YOU FIND ME ENSCONCED in the fabulous Buckhead, Atlanta Intercontinental Hotel, preparing to unleash An Event Apart Atlanta 2011, three days of design, code, and content strategy for people who make websites. Eric Meyer and I co-founded our traveling web conference in December, 2005; in 2006 we chose Atlanta for our second event, and it was the worst show we’ve ever done. We hosted at Turner Field, not realizing that half the audience would be forced to crane their necks around pillars if they wanted to see our speakers or the screen on which slides were projected.

Also not realizing that Turner Field’s promised contractual ability to deliver Wi-Fi was more theoretical than factual: the venue’s A/V guy spent the entire show trying to get an internet connection going. You could watch audience members twitchily check their laptops for email every fourteen seconds, then make the “no internet” face that is not unlike the face addicts make when the crack dealer is late, then check their laptops again.

The food was good, our speakers (including local hero Todd Dominey) had wise lessons to impart, and most attendees had a pretty good time, but Eric and I still shudder to remember everything that went wrong with that gig.

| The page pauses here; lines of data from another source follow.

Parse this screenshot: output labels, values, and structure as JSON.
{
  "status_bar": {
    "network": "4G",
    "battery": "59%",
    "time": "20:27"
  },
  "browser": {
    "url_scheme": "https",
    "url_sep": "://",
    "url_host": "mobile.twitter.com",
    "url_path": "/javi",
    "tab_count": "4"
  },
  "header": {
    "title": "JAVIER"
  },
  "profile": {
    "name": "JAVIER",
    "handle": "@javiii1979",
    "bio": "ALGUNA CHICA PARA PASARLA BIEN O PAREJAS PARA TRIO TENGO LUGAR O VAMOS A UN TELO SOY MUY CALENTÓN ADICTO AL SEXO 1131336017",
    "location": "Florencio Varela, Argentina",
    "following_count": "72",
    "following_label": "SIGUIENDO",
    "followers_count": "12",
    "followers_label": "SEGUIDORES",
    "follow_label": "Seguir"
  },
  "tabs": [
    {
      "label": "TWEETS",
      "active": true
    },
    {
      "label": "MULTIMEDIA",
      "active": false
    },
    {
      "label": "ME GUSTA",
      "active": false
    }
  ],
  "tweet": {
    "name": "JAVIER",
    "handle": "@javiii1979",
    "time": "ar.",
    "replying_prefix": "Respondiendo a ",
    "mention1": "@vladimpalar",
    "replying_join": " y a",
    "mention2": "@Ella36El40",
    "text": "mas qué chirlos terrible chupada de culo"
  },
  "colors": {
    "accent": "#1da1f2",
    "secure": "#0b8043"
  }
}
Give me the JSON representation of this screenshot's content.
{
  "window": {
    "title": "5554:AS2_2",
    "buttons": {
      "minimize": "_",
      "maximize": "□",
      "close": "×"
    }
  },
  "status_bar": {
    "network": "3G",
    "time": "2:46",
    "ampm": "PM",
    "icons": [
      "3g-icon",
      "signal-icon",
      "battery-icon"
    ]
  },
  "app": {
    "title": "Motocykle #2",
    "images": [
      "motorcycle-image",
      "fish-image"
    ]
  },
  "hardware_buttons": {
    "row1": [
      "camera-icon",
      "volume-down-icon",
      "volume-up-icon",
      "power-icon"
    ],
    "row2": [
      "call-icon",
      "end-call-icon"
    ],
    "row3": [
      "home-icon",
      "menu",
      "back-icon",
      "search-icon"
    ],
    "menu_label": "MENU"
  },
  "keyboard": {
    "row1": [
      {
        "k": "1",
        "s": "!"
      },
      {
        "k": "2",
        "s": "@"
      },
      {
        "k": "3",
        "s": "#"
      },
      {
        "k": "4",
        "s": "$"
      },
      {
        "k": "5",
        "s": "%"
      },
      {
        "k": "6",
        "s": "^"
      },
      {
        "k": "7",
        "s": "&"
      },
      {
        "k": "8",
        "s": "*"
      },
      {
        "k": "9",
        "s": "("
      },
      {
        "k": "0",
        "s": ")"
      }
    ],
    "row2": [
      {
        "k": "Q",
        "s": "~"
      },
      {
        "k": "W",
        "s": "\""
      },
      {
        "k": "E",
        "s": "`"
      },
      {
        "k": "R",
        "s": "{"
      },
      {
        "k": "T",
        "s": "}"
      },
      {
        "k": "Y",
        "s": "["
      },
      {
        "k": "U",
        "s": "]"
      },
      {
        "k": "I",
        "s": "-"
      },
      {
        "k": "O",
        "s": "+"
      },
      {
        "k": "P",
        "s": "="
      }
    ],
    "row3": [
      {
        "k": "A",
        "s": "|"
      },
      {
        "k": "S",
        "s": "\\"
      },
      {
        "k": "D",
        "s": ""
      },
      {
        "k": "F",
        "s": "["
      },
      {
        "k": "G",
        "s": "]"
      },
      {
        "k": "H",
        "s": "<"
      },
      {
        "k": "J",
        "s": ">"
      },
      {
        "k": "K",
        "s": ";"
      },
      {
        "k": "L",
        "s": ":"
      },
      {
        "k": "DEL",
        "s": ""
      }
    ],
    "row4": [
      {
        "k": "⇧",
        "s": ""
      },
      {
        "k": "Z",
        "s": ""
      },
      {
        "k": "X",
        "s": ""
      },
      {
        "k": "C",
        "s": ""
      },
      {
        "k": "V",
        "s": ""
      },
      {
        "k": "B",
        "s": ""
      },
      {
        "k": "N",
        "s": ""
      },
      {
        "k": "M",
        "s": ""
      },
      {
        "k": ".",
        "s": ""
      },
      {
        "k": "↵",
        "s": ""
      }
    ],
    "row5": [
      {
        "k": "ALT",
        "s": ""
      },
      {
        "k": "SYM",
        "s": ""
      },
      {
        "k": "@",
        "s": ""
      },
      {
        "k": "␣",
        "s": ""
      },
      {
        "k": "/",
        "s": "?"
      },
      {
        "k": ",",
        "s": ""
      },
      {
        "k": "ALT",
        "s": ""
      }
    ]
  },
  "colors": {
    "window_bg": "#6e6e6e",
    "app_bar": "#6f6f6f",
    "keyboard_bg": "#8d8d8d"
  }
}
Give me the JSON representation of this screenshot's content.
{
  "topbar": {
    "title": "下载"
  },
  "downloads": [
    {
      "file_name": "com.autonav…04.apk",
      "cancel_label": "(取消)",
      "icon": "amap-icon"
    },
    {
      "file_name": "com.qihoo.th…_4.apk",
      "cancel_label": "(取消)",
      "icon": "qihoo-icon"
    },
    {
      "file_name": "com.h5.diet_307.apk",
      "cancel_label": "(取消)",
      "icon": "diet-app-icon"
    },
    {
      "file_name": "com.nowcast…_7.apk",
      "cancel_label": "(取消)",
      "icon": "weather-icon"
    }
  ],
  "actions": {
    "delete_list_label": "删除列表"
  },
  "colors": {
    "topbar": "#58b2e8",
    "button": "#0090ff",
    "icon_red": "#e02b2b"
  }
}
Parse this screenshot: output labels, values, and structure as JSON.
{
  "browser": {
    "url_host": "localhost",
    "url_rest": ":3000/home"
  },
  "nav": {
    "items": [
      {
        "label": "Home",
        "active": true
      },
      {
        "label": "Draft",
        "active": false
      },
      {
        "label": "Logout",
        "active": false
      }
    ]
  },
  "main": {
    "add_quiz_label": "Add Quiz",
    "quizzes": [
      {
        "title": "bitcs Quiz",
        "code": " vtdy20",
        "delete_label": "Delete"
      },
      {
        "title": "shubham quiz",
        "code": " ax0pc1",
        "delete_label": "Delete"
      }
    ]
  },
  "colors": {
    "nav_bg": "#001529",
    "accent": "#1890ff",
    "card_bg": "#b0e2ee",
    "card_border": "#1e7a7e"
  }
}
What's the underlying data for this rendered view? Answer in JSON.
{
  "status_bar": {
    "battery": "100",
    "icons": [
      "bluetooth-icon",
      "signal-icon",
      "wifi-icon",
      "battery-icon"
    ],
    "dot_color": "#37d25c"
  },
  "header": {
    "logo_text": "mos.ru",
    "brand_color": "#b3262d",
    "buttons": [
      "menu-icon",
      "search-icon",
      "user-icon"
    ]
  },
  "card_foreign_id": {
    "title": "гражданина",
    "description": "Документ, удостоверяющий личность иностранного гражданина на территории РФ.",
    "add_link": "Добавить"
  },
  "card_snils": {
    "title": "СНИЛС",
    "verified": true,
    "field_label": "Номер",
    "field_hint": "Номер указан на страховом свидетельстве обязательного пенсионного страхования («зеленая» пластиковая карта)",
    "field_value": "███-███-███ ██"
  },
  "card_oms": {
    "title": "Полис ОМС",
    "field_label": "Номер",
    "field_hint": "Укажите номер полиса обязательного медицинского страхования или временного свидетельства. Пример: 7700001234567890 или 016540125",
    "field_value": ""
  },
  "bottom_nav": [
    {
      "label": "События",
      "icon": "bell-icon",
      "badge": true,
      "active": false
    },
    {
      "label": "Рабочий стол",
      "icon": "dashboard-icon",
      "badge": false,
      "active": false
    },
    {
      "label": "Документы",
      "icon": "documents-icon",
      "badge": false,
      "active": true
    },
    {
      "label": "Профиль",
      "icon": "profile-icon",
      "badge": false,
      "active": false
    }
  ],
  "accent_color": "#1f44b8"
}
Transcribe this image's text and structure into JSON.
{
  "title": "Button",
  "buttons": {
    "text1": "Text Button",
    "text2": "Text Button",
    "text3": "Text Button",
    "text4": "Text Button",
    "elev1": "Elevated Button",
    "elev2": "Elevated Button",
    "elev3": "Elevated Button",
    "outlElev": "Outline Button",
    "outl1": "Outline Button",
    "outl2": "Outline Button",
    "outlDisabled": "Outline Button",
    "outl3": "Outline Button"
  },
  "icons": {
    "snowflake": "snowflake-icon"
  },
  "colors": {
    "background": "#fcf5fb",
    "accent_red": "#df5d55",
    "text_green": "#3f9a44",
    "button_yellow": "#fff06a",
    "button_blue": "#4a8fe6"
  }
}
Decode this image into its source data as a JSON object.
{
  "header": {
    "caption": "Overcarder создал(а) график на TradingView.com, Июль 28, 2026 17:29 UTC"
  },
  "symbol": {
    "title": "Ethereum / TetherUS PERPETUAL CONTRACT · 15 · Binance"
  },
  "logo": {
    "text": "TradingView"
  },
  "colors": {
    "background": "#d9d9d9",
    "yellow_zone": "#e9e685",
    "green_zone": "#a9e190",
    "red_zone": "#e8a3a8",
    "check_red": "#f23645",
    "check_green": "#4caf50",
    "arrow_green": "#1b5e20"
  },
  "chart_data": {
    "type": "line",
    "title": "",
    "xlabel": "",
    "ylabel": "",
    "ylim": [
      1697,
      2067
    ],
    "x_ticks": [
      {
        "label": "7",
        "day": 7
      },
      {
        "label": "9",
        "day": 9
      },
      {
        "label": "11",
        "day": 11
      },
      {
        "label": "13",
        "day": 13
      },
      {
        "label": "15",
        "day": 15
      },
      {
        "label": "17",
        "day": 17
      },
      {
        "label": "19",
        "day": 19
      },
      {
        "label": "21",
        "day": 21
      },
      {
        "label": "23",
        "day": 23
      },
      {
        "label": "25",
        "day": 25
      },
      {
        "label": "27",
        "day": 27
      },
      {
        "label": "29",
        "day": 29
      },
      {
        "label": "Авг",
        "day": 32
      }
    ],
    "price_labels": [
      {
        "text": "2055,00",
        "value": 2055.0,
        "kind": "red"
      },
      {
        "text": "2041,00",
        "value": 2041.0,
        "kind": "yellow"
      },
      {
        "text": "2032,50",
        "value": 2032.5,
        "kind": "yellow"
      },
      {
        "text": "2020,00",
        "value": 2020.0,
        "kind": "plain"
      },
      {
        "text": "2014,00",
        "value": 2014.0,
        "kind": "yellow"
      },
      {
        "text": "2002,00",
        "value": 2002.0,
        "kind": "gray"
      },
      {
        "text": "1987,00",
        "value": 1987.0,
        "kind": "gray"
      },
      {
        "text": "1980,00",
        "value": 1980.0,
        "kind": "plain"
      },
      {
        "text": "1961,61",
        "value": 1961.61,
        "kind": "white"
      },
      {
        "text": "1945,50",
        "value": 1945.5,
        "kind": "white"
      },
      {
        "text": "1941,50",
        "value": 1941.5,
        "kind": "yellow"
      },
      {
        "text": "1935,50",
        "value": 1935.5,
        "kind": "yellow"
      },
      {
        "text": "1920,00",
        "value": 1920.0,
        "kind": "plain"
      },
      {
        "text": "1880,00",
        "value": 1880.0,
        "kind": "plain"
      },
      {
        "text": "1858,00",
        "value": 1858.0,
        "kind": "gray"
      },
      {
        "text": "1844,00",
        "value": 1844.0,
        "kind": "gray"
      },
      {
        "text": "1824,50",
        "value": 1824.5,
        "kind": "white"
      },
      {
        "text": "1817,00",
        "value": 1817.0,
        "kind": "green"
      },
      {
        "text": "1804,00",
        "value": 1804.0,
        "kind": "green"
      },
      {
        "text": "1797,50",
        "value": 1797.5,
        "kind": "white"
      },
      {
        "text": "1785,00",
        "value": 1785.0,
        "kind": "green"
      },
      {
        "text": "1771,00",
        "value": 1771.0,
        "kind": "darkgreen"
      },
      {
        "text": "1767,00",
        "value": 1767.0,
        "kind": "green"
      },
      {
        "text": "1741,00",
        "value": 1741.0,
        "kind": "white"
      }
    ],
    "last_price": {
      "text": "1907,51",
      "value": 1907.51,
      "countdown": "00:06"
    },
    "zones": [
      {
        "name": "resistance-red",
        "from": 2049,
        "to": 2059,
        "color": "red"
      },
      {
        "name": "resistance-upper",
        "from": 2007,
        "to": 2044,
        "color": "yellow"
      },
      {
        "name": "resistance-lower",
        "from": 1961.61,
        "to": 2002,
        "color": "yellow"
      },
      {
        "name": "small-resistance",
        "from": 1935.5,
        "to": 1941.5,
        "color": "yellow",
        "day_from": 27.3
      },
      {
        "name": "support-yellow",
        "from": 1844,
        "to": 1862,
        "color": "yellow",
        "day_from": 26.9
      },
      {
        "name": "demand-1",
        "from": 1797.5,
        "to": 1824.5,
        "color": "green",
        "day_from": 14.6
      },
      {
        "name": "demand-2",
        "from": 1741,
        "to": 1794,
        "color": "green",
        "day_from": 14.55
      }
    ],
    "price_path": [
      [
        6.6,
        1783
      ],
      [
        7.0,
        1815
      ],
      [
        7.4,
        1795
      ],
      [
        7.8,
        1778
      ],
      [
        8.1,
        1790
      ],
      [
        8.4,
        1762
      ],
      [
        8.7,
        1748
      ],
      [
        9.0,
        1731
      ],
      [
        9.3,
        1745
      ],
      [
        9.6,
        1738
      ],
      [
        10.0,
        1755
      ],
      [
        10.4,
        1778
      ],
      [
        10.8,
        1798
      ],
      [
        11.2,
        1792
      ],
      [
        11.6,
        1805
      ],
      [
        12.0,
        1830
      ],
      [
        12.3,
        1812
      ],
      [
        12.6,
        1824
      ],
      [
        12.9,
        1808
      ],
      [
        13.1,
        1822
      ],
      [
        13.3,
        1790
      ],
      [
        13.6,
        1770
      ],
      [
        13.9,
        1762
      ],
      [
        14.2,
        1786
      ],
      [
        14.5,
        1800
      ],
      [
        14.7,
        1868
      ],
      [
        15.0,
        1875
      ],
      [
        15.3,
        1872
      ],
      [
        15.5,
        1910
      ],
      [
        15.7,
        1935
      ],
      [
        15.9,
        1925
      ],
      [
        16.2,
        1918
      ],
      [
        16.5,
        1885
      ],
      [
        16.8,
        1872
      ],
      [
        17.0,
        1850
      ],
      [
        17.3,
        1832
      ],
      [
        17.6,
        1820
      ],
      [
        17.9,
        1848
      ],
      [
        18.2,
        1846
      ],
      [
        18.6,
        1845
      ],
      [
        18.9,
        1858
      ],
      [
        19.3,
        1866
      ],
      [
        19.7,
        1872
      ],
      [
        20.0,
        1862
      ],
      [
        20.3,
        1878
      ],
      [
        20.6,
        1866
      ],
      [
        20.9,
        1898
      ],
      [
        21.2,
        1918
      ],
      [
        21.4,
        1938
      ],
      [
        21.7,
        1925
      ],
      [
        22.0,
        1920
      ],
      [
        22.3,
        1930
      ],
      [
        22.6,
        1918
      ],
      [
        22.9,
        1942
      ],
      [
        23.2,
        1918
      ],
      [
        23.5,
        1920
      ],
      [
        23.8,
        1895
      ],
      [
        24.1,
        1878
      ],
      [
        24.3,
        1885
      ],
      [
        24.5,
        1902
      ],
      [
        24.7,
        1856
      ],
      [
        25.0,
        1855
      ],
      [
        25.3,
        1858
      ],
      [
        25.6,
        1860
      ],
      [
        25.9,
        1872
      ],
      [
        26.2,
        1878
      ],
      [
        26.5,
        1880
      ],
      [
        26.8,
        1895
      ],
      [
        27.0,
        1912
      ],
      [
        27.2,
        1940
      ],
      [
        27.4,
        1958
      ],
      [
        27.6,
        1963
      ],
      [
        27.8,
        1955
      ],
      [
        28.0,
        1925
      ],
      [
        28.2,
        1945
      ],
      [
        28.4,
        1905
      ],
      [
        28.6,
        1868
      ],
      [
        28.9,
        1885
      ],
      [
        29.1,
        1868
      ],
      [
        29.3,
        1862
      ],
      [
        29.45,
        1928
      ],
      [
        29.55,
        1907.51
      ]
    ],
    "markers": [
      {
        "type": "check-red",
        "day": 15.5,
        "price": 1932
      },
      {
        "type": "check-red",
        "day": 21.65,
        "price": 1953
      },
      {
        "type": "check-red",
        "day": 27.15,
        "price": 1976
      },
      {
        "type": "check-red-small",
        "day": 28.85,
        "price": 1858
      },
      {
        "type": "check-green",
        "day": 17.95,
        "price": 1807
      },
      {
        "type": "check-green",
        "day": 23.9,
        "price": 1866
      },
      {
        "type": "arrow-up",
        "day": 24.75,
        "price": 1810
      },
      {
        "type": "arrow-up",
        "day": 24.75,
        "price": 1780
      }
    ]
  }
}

Not to jinx anything, but times have changed. We are now a major three-day event, thanks to a kick-ass staff and the wonderful community that has made this show its home. We thank you from the bottoms of our big grateful hearts.

I will see several hundred of you for the next three days. Those not attending may follow along:

Categories
cities conferences Design events London

Bye-bye, Britain


SO LONG, Newcastle upon Tyne, Gateshead, London, and Walton-on-Thames. Your roundabouts dizzied me, your web design event inspired me, and your brilliant friendly people warmed my heart. See you soon! (Meanwhile, thanks for these memories: UK June 2011 – a photo set on Flickr.)